In this context, architecture plays a major role with one such structure for that very purpose being the Arches of Virlok. You can check out the video right here or carry on reading to know how the team is thinking and creating a world that’s different in ways more than one.

This grand symmetrical construction was inspired in part by anime and the Peter Jackson Lord of the Rings films, Indus Game Director Jwalant Gangwar tells us.

"Just like most people my age that grew up with Naruto and Lord of the Rings, I was always enamoured by massive structures that overshadow the punity (sic) of a normal human being,” he says.

From a world-building perspective he hints that the arches are “the gateway to the strangeness that is locked away on the island of Virlok.”

And while we’ll be discussing some of those oddities down the line, the game’s Senior Concept Artist Uday Pawar explains the thought process behind creating the Arches of Virlok.

"It should look epic and futuristic as well,” he says. “It should feel like a dream…we had several discussions regarding exactly what we need to make…Then we have several rough sketches. Among those we chose artwork which depicts the whole perspective.”

Pawar tells us that the team first checked the volume of artwork in greyscale, adding colour later on. The thought process towards putting together the Arches of Virlok was to ensure Indian art and architecture are represented in Indus with the care and attention it deserves.

“The lines and curves in Indian architecture stand out as compared to other styles,” says Pawar. “Hard corners have been used in some places. But the edges are made round, hence you will not notice a sharp edge.”

Furthermore, the colour and surrounding environment were also thoughtfully crafted, keeping in mind the mood and feeling the team wants to give to you when you play Indus.

“It should feel like a dream,” Pawar says. “Adding fog and mist adds to the environment's allure and mystery. It should feel soft. The reason why I wanted it to look like a water colour painting is because the more you look at it, the more you fall in love with it.”

For the team though, all of this serves one important purpose: to deliver something different.

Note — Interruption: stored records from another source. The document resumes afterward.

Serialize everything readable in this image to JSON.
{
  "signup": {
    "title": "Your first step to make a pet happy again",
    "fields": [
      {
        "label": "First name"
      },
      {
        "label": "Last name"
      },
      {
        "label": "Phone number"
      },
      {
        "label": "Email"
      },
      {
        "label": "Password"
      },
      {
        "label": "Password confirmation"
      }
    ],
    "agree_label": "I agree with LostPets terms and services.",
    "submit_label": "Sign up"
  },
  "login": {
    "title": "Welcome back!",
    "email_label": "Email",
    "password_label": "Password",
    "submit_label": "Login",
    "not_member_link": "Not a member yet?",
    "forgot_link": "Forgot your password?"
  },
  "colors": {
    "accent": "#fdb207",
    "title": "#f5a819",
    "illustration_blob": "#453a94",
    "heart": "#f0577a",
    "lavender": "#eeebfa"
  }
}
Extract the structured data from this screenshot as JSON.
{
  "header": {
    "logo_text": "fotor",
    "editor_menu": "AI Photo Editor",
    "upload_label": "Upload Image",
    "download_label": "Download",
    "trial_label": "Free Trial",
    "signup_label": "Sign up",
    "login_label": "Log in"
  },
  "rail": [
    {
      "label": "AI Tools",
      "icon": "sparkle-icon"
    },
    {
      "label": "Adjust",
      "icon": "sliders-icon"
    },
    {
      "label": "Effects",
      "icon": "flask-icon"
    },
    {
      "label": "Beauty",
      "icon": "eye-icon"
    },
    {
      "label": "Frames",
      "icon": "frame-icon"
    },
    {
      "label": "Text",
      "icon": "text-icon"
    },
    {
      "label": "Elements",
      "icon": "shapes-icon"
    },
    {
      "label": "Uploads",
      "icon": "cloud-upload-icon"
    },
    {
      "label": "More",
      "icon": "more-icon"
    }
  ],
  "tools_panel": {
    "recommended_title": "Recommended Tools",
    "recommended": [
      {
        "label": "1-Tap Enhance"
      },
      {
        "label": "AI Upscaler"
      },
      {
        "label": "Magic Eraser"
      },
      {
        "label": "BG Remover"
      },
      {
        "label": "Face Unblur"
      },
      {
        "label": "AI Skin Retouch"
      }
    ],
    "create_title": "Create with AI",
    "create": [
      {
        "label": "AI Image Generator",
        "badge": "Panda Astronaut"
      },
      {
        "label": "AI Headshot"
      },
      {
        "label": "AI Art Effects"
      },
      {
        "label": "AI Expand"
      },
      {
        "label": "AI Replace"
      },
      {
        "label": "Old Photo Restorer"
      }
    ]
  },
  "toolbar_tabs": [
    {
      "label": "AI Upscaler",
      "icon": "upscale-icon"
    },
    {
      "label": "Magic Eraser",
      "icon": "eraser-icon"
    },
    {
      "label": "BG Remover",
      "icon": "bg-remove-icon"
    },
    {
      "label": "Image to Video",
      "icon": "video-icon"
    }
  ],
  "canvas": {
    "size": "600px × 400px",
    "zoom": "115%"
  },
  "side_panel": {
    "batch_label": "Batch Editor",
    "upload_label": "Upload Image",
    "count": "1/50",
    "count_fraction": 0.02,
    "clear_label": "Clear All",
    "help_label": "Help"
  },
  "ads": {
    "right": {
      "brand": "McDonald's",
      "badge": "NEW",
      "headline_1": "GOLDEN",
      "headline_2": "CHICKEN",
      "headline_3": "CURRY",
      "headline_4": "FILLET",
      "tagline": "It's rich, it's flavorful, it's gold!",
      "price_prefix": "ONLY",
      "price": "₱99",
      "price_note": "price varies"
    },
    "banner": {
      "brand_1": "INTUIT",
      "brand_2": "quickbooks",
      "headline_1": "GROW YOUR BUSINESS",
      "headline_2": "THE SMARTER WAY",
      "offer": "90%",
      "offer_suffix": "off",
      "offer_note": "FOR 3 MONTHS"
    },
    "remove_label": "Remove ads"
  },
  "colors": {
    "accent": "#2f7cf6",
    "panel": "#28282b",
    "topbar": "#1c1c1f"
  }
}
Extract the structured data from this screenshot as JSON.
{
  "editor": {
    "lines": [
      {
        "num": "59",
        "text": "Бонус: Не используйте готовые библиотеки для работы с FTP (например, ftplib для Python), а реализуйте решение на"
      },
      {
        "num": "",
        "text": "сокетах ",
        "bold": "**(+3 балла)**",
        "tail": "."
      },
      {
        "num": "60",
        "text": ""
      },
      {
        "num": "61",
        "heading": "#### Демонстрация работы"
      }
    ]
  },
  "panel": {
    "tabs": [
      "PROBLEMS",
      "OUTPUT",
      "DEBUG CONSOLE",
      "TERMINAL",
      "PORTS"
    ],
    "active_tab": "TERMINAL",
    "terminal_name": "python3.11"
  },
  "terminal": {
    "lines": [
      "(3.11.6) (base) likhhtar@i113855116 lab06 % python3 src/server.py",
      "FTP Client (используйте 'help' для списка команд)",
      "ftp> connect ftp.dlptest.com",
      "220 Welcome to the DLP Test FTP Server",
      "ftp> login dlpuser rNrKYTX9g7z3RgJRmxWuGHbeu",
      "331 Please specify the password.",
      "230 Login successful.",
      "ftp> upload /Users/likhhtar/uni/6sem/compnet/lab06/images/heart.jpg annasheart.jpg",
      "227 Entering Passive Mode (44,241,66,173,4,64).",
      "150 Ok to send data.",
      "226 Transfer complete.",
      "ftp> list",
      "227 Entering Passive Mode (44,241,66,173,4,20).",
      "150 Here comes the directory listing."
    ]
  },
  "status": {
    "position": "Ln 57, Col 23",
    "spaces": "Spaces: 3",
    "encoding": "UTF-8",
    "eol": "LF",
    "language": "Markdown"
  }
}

“We're influenced by international cultures,” Pawar admits.  “But there are so many influences and art styles that we haven't seen yet or even noticed, despite them being in front of us, that are heavily influenced by Indian art. Indus is our subject and needs to look futuristic —something that hasn't been seen before.”